ARCHIVES GO HIGH-TECH: Our first two digital collections were developed for the American Memory site at the Library of Congress: American Environmental Photographs, presenting thousands of images of natural ecologies created by the Department of Botany in the early 20th century, and The First American West, which explores the history of trans-Appalachian settlement using rare books and manuscripts from the Durrett collection on Kentucky and the Ohio River Valley. Since then the library’s digital program has created sites based on the University’s centennial exhibitions, world’s-fair publications from the Century of Progress, early printed editions of Chopin, and the papers of Enrico Fermi. We’re also expanding the Archival Photofiles digital collection to include thousands of images of University buildings and the surrounding neighborhood, student activities, athletics, social events, and occasions in University history from conferences to visits by guests such as Edward, Prince of Wales.

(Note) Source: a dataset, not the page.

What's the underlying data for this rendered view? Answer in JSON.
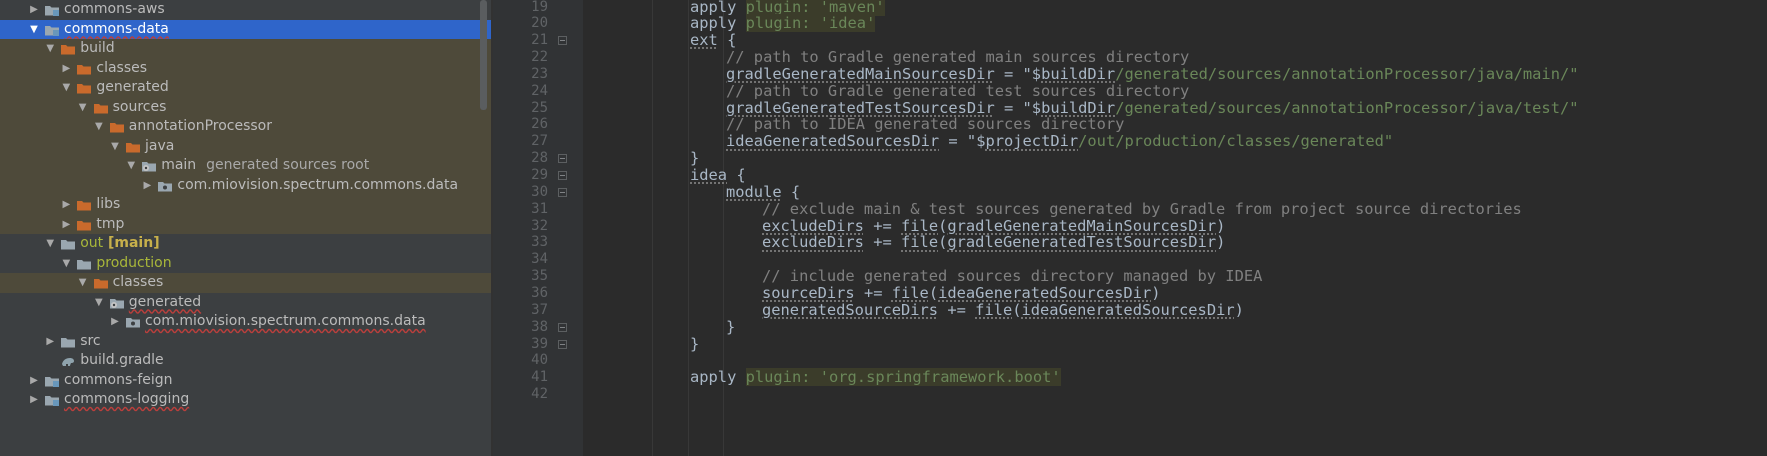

RECENT ACQUISITIONS: One of the most fascinating collections we’ve acquired recently is the corporate archive of the Chicago printing firm R. R. Donnelley & Sons Co. The gift spans the history of the company from the years before the 1871 Chicago Fire to the 1990s and includes material on printing technologies, industrial architecture, book design and manufacture, and printing-industry crafts and trades. The archive also documents the range of Donnelley’s printed materials: mail-order and retail catalogs, popular magazines, encyclopedias, and color-printed advertising for department stores and manufacturers of everything from cars and appliances to food products. The collection has great potential for research in social history, graphic design, cultural studies, urban history, and other fields.

JAZZ UP THE ARCHIVES: This year the library’s Chicago Jazz Archive is being consolidated with holdings of the Special Collections Research Center. The Jazz Archive includes materials on the history of jazz in Chicago, jazz recordings, photographs, sheet music, scrapbooks, posters, and memorabilia of jazz musicians and groups. It’s arriving just as we begin UNCAP, the Uncovering New Chicago Archives Project, a three-year initiative funded by the Andrew W. Mellon Foundation. In partnership with faculty members Jacqueline Goldsby, Travis Jackson, and Robert von Hallberg, the library will support the discovery of little-known Chicago archival collections in African American history, training grad students to process them. The grant also underwrites processing of the Chicago Jazz Archive, Chicago Review, records and several modern-poetry collections.

ON THE WISH LIST: The archives have an impressive set of professional papers of faculty members but less about students and student life. It’s sometimes difficult to locate materials from student organizations or photos, posters, announcements, and other items from undergraduate and graduate years. I hope alumni with student memorabilia can help us fill some of these gaps.